- **Problem**: Write out, exactly and in full, the records given below, but not their pictures.

- **Material supplied**:

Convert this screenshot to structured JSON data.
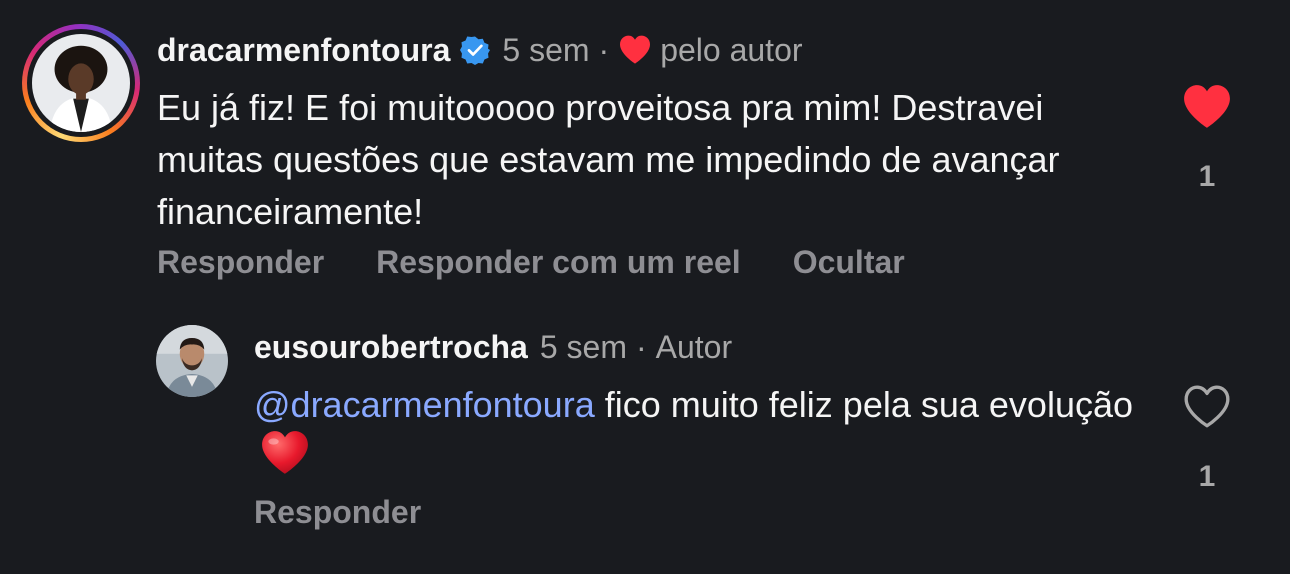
{
  "comment": {
    "username": "dracarmenfontoura",
    "time": "5 sem",
    "separator": "·",
    "author_like_label": "pelo autor",
    "text": "Eu já fiz! E foi muitooooo proveitosa pra mim! Destravei muitas questões que estavam me impedindo de avançar financeiramente!",
    "actions": {
      "reply": "Responder",
      "reply_reel": "Responder com um reel",
      "hide": "Ocultar"
    },
    "likes": "1",
    "liked": true
  },
  "reply": {
    "username": "eusourobertrocha",
    "time": "5 sem",
    "separator": "·",
    "author_label": "Autor",
    "mention": "@dracarmenfontoura",
    "text": " fico muito feliz pela sua evolução",
    "actions": {
      "reply": "Responder"
    },
    "likes": "1",
    "liked": false
  },
  "colors": {
    "background": "#191b1f",
    "like_red": "#ff3040",
    "mention_blue": "#8aa9ff",
    "verified_blue": "#3897f0",
    "muted_text": "#8e8e93"
  },
  "icons": {
    "verified": "verified-badge-icon",
    "author_heart": "heart-filled-icon",
    "like_filled": "heart-filled-icon",
    "like_outline": "heart-outline-icon",
    "emoji": "red-heart-emoji"
  }
}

- **Task output**:
Convert this screenshot to structured JSON data.
{
  "comment": {
    "username": "dracarmenfontoura",
    "time": "5 sem",
    "separator": "·",
    "author_like_label": "pelo autor",
    "text": "Eu já fiz! E foi muitooooo proveitosa pra mim! Destravei muitas questões que estavam me impedindo de avançar financeiramente!",
    "actions": {
      "reply": "Responder",
      "reply_reel": "Responder com um reel",
      "hide": "Ocultar"
    },
    "likes": "1",
    "liked": true
  },
  "reply": {
    "username": "eusourobertrocha",
    "time": "5 sem",
    "separator": "·",
    "author_label": "Autor",
    "mention": "@dracarmenfontoura",
    "text": " fico muito feliz pela sua evolução",
    "actions": {
      "reply": "Responder"
    },
    "likes": "1",
    "liked": false
  },
  "colors": {
    "background": "#191b1f",
    "like_red": "#ff3040",
    "mention_blue": "#8aa9ff",
    "verified_blue": "#3897f0",
    "muted_text": "#8e8e93"
  },
  "icons": {
    "verified": "verified-badge-icon",
    "author_heart": "heart-filled-icon",
    "like_filled": "heart-filled-icon",
    "like_outline": "heart-outline-icon",
    "emoji": "red-heart-emoji"
  }
}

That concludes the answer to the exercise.